(Extracted data entries)
____
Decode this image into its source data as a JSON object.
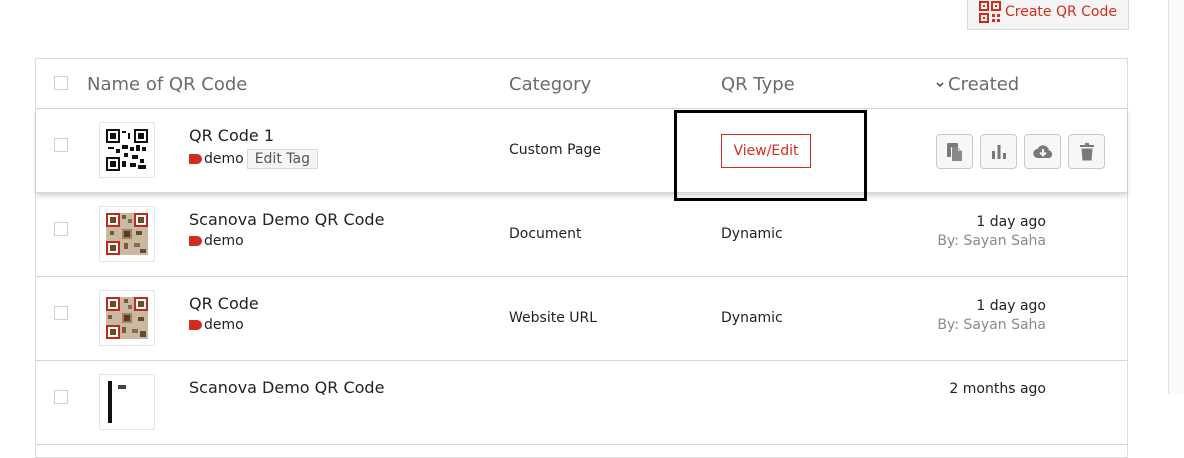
{
  "toolbar": {
    "create_label": "Create QR Code",
    "create_icon": "qr-code-icon"
  },
  "table": {
    "headers": {
      "name": "Name of QR Code",
      "category": "Category",
      "qr_type": "QR Type",
      "created": "Created",
      "sort_icon": "chevron-down-icon"
    },
    "rows": [
      {
        "name": "QR Code 1",
        "tag": "demo",
        "edit_tag": "Edit Tag",
        "category": "Custom Page",
        "qr_type_button": "View/Edit",
        "actions": [
          "copy-icon",
          "analytics-icon",
          "download-icon",
          "delete-icon"
        ]
      },
      {
        "name": "Scanova Demo QR Code",
        "tag": "demo",
        "category": "Document",
        "qr_type": "Dynamic",
        "created": "1 day ago",
        "created_by": "By: Sayan Saha"
      },
      {
        "name": "QR Code",
        "tag": "demo",
        "category": "Website URL",
        "qr_type": "Dynamic",
        "created": "1 day ago",
        "created_by": "By: Sayan Saha"
      },
      {
        "name": "Scanova Demo QR Code",
        "created": "2 months ago"
      }
    ]
  },
  "colors": {
    "accent": "#d22d1c",
    "border": "#d6d6d6",
    "muted": "#8a8a8a"
  }
}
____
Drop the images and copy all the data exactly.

Finished task:
Decode this image into its source data as a JSON object.
{
  "toolbar": {
    "create_label": "Create QR Code",
    "create_icon": "qr-code-icon"
  },
  "table": {
    "headers": {
      "name": "Name of QR Code",
      "category": "Category",
      "qr_type": "QR Type",
      "created": "Created",
      "sort_icon": "chevron-down-icon"
    },
    "rows": [
      {
        "name": "QR Code 1",
        "tag": "demo",
        "edit_tag": "Edit Tag",
        "category": "Custom Page",
        "qr_type_button": "View/Edit",
        "actions": [
          "copy-icon",
          "analytics-icon",
          "download-icon",
          "delete-icon"
        ]
      },
      {
        "name": "Scanova Demo QR Code",
        "tag": "demo",
        "category": "Document",
        "qr_type": "Dynamic",
        "created": "1 day ago",
        "created_by": "By: Sayan Saha"
      },
      {
        "name": "QR Code",
        "tag": "demo",
        "category": "Website URL",
        "qr_type": "Dynamic",
        "created": "1 day ago",
        "created_by": "By: Sayan Saha"
      },
      {
        "name": "Scanova Demo QR Code",
        "created": "2 months ago"
      }
    ]
  },
  "colors": {
    "accent": "#d22d1c",
    "border": "#d6d6d6",
    "muted": "#8a8a8a"
  }
}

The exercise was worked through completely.